### [What is needed]
Using the listing below, show all lines that hold the word "watermark".

### [Given data]
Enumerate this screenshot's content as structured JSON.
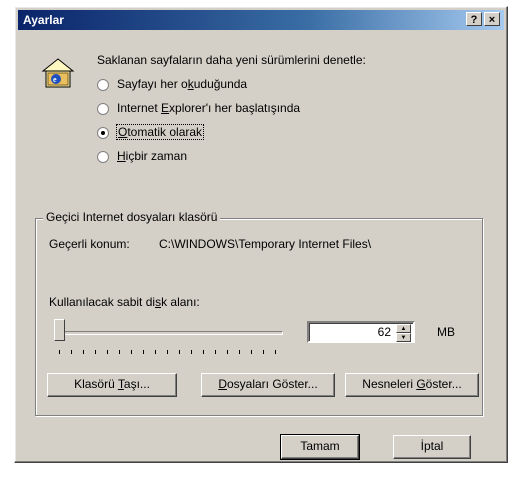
{
  "window": {
    "title": "Ayarlar",
    "help_button": "?",
    "close_button": "×"
  },
  "check_section": {
    "prompt": "Saklanan sayfaların daha yeni sürümlerini denetle:",
    "options": [
      {
        "pre": "Sayfayı her o",
        "ul": "k",
        "post": "uduğunda",
        "checked": false
      },
      {
        "pre": "Internet ",
        "ul": "E",
        "post": "xplorer'ı her başlatışında",
        "checked": false
      },
      {
        "pre": "",
        "ul": "O",
        "post": "tomatik olarak",
        "checked": true
      },
      {
        "pre": "",
        "ul": "H",
        "post": "içbir zaman",
        "checked": false
      }
    ]
  },
  "temp_folder": {
    "group_label": "Geçici Internet dosyaları klasörü",
    "location_label": "Geçerli konum:",
    "location_value": "C:\\WINDOWS\\Temporary Internet Files\\",
    "disk_label_pre": "Kullanılacak sabit di",
    "disk_label_ul": "s",
    "disk_label_post": "k alanı:",
    "disk_value": "62",
    "disk_unit": "MB",
    "slider_level": 0.0,
    "move_button": {
      "pre": "Klasörü ",
      "ul": "T",
      "post": "aşı..."
    },
    "view_files_button": {
      "pre": "",
      "ul": "D",
      "post": "osyaları Göster..."
    },
    "view_objects_button": {
      "pre": "Nesneleri ",
      "ul": "G",
      "post": "öster..."
    }
  },
  "footer": {
    "ok_label": "Tamam",
    "cancel_label": "İptal"
  },
  "colors": {
    "titlebar_start": "#0a246a",
    "titlebar_end": "#a6caf0",
    "face": "#d4d0c8"
  },
  "icons": {
    "dialog_icon": "house-ie-icon"
  }
}
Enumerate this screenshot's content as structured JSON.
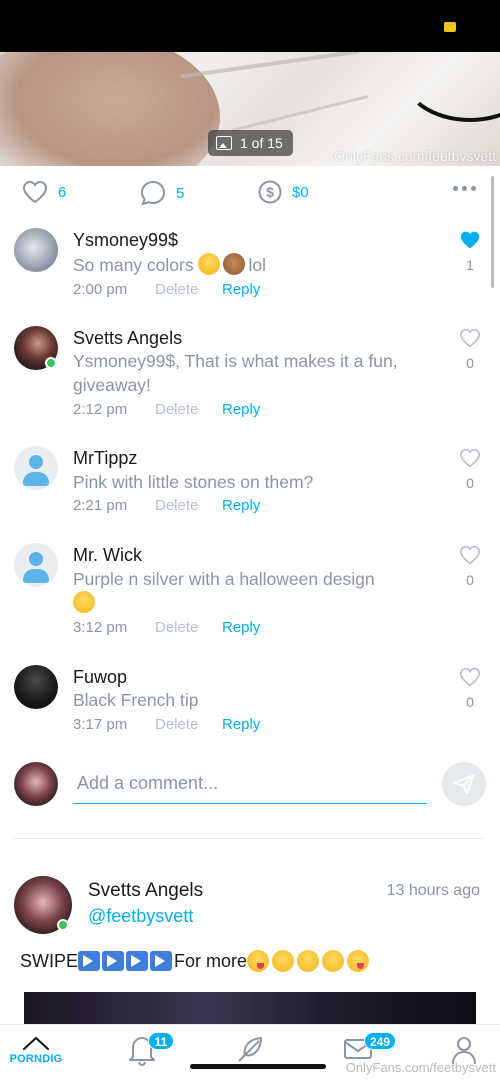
{
  "post": {
    "media_counter": "1 of 15",
    "watermark": "OnlyFans.com/feetbysvett",
    "likes": "6",
    "comments": "5",
    "tips": "$0"
  },
  "comments": [
    {
      "name": "Ysmoney99$",
      "text": "So many colors",
      "text_suffix": "lol",
      "time": "2:00 pm",
      "delete": "Delete",
      "reply": "Reply",
      "likes": "1",
      "liked": true
    },
    {
      "name": "Svetts Angels",
      "text": "Ysmoney99$, That is what makes it a fun, giveaway!",
      "time": "2:12 pm",
      "delete": "Delete",
      "reply": "Reply",
      "likes": "0",
      "liked": false
    },
    {
      "name": "MrTippz",
      "text": "Pink with little stones on them?",
      "time": "2:21 pm",
      "delete": "Delete",
      "reply": "Reply",
      "likes": "0",
      "liked": false
    },
    {
      "name": "Mr. Wick",
      "text": "Purple n silver with a halloween design",
      "time": "3:12 pm",
      "delete": "Delete",
      "reply": "Reply",
      "likes": "0",
      "liked": false
    },
    {
      "name": "Fuwop",
      "text": "Black French tip",
      "time": "3:17 pm",
      "delete": "Delete",
      "reply": "Reply",
      "likes": "0",
      "liked": false
    }
  ],
  "add_comment": {
    "placeholder": "Add a comment..."
  },
  "next_post": {
    "name": "Svetts Angels",
    "handle": "@feetbysvett",
    "time": "13 hours ago",
    "text_start": "SWIPE",
    "text_mid": " For more"
  },
  "nav": {
    "home_label": "PORNDIG",
    "notifications_badge": "11",
    "messages_badge": "249",
    "watermark": "OnlyFans.com/feetbysvett"
  },
  "colors": {
    "accent": "#00aff0",
    "muted": "#8a96a3",
    "online": "#3cc55e"
  }
}
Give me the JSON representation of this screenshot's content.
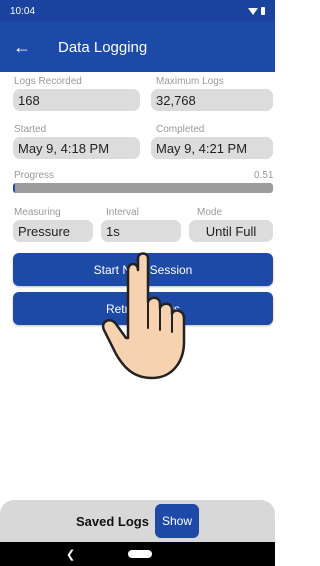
{
  "status_bar": {
    "time": "10:04"
  },
  "app_bar": {
    "title": "Data Logging",
    "back_icon": "arrow-left-icon"
  },
  "fields": {
    "logs_recorded": {
      "label": "Logs Recorded",
      "value": "168"
    },
    "maximum_logs": {
      "label": "Maximum Logs",
      "value": "32,768"
    },
    "started": {
      "label": "Started",
      "value": "May 9, 4:18 PM"
    },
    "completed": {
      "label": "Completed",
      "value": "May 9, 4:21 PM"
    },
    "measuring": {
      "label": "Measuring",
      "value": "Pressure"
    },
    "interval": {
      "label": "Interval",
      "value": "1s"
    },
    "mode": {
      "label": "Mode",
      "value": "Until Full"
    }
  },
  "progress": {
    "label": "Progress",
    "value": "0.51",
    "fraction": 0.0051
  },
  "buttons": {
    "start_new_session": "Start New Session",
    "retrieve_logs": "Retrieve Logs"
  },
  "saved_logs": {
    "label": "Saved Logs",
    "show_label": "Show"
  },
  "colors": {
    "primary": "#1c4aa8",
    "field_bg": "#dcdcdc",
    "label_gray": "#9a9a9a"
  }
}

### [Result of this task]
    "watermark": "OnlyFans.com/feetbysvett",
    "watermark": "OnlyFans.com/feetbysvett"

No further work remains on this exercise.